So the UK is recommending against travel to the US.

Trump closed his address with:

Our future remains brighter than anyone can imagine. Acting with compassion and love, we will heal the sick, care for those in need, help our fellow citizens, and emerge from this challenge stronger and more unified than ever before.

Unifying is not something Trump is known for. After his address he continued his partisan attacking:

As usual, opinions are divided:

However the world financial markets are not divided. They have all reacted in unison – downwards.

Financial Times Donald Trump’s troubling coronavirus address

On Wednesday night the global pandemic met US nationalism. It will not take long to see which comes off best. As Donald Trump was speaking, the Dow futures market nosedived. His Europe travel ban came just a few hours after the US stock market entered bear territory — a fall of 20 per cent or more — for the first time since the global financial crisis. It also followed the World Health Organization’s declaration of a global pandemic. Mr Trump’s address was meant to calm the waters. By the time he finished they were considerably rougher.

Reuters: Markets tumble again as global coronavirus alarm spreads

Trump restricted certain travel from Europe to the United States in a televised address about the health crisis on Wednesday, shocking investors and travelers.

Major European bourses fell by double-digit percentages, with Italian stocks .FTMIB plunging 17% for their worst single-day loss ever, as stimulus efforts from the European Central Bank did little to calm nerves.

BBC: UK shares suffer worst day since 1987

Shares around the world have plunged as investors fear the spread of the coronavirus will destroy economic growth with government action unable to arrest the decline.

The main UK index dropped more than 10% in its worst day since 1987.

Losses on European indexes accelerated after the European Central Bank (ECB) failed to cut interest rates, although it did pledge fresh stimulus measures.

Earlier, stocks in Asia also saw big falls, with Japan’s benchmark Nikkei 225 index closing 4.4% lower.

“We can call this a market crash – particularly given speed and sharpness, as well as the size of the declines,” said Supriya Menon, senior multi-asset strategist at Pictet Asset Management. The “question is whether this will cause a recession”.

The French and German markets dropped more than 12%

Spain’s main index was down 14%, it’s biggest drop ever.

Wall Street opened after the address down about 7% (Dow Jones) and has mostly stayed down at that level (currently 2 pm so another 2 hours trading to go Thursday there).

NPR: The Fed Steps In, But Stock Market Meltdown Continues
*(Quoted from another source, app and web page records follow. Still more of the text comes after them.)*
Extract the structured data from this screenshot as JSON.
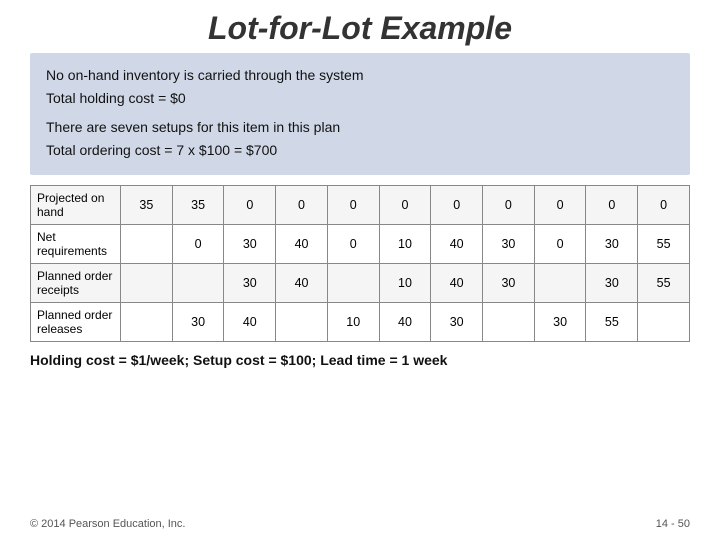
{
  "title": "Lot-for-Lot Example",
  "infobox": {
    "line1": "No on-hand inventory is carried through the system",
    "line2": "Total holding cost = $0",
    "line3": "There are seven setups for this item in this plan",
    "line4": "Total ordering cost = 7 x $100 = $700"
  },
  "table": {
    "headers": [
      "",
      "35",
      "35",
      "0",
      "0",
      "0",
      "0",
      "0",
      "0",
      "0",
      "0",
      "0"
    ],
    "rows": [
      {
        "label": "Projected on hand",
        "values": [
          "35",
          "35",
          "0",
          "0",
          "0",
          "0",
          "0",
          "0",
          "0",
          "0",
          "0"
        ]
      },
      {
        "label": "Net requirements",
        "values": [
          "",
          "0",
          "30",
          "40",
          "0",
          "10",
          "40",
          "30",
          "0",
          "30",
          "55"
        ]
      },
      {
        "label": "Planned order receipts",
        "values": [
          "",
          "",
          "30",
          "40",
          "",
          "10",
          "40",
          "30",
          "",
          "30",
          "55"
        ]
      },
      {
        "label": "Planned order releases",
        "values": [
          "",
          "30",
          "40",
          "",
          "10",
          "40",
          "30",
          "",
          "30",
          "55",
          ""
        ]
      }
    ]
  },
  "footer": "Holding cost = $1/week; Setup cost = $100; Lead time = 1 week",
  "copyright": "© 2014 Pearson Education, Inc.",
  "page_number": "14 - 50"
}
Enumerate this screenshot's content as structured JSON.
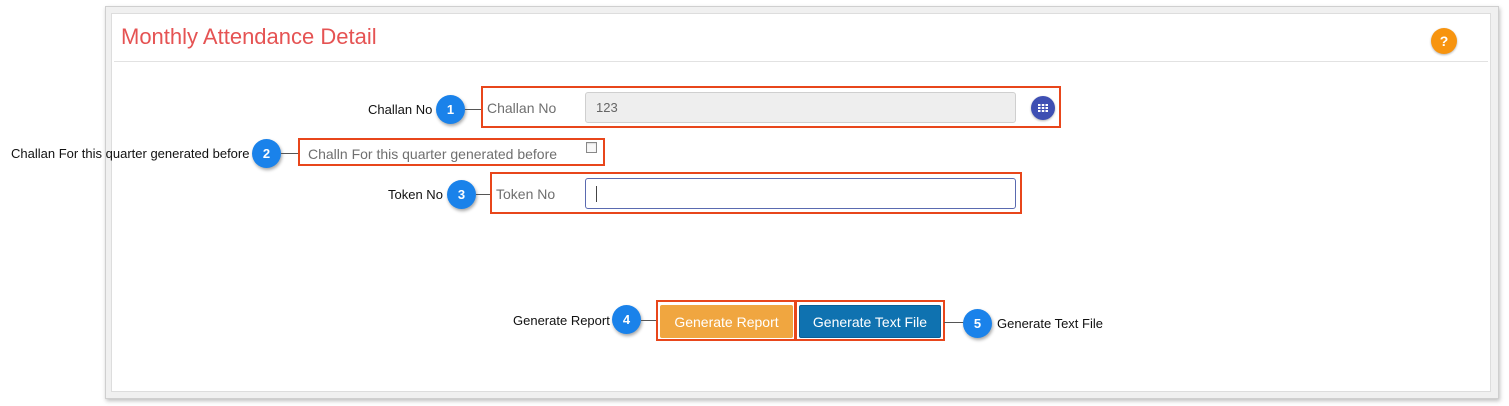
{
  "header": {
    "title": "Monthly Attendance Detail",
    "help_glyph": "?"
  },
  "colors": {
    "title": "#e55353",
    "highlight": "#e8461b",
    "badge": "#1a82ea",
    "orange_button": "#f0a640",
    "blue_button": "#0f72b0",
    "help": "#f7940f"
  },
  "form": {
    "challan_no": {
      "label": "Challan No",
      "value": "123",
      "lookup_icon": "grid-list-icon"
    },
    "generated_before": {
      "label": "Challn For this quarter generated before",
      "checked": false
    },
    "token_no": {
      "label": "Token No",
      "value": ""
    }
  },
  "buttons": {
    "generate_report": "Generate Report",
    "generate_text_file": "Generate Text File"
  },
  "annotations": [
    {
      "num": "1",
      "text": "Challan No"
    },
    {
      "num": "2",
      "text": "Challan For this quarter generated before"
    },
    {
      "num": "3",
      "text": "Token No"
    },
    {
      "num": "4",
      "text": "Generate Report"
    },
    {
      "num": "5",
      "text": "Generate Text File"
    }
  ]
}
Stocks recovered some of their losses after the Federal Reserve moved aggressively Thursday to try to calm investors rattled by the global coronavirus pandemic, but then the market slide continued. The New York Fed said it would pump $1.5 trillion into short-term funding markets over the next two days.

Stocks fell so fast Thursday morning that it triggered a 15-minute halt in trading for the second time this week.

Those indexes are now down at least 24% from record highs set just last month. At 22,074.10 in early afternoon trading, the Dow was down more than 7,400 points from its peak Feb. 12.

Trump has responded to this crash assuring that the markets will be “just fine” and they will bounce back ‘when the time is right”.

NPR: Trump Defends Travel Ban, Says Stock Market Will Bounce Back

President Trump on Thursday defended new restrictions on travelers from most parts of Europe, a decision that angered allies and trading partners, was questioned by some public health experts, and sent stock markets reeling.

Trump told reporters that he viewed the ban as one way to protect Americans from the virus spreading, and he predicted the stock market would eventually bounce back. “It’s not important compared to life and death,” Trump said in the Oval Office.

Breaking news: The number of confirmed cases of coronavirus in Italy has risen to 15,113 from 12,462 on Wednesday, officials say.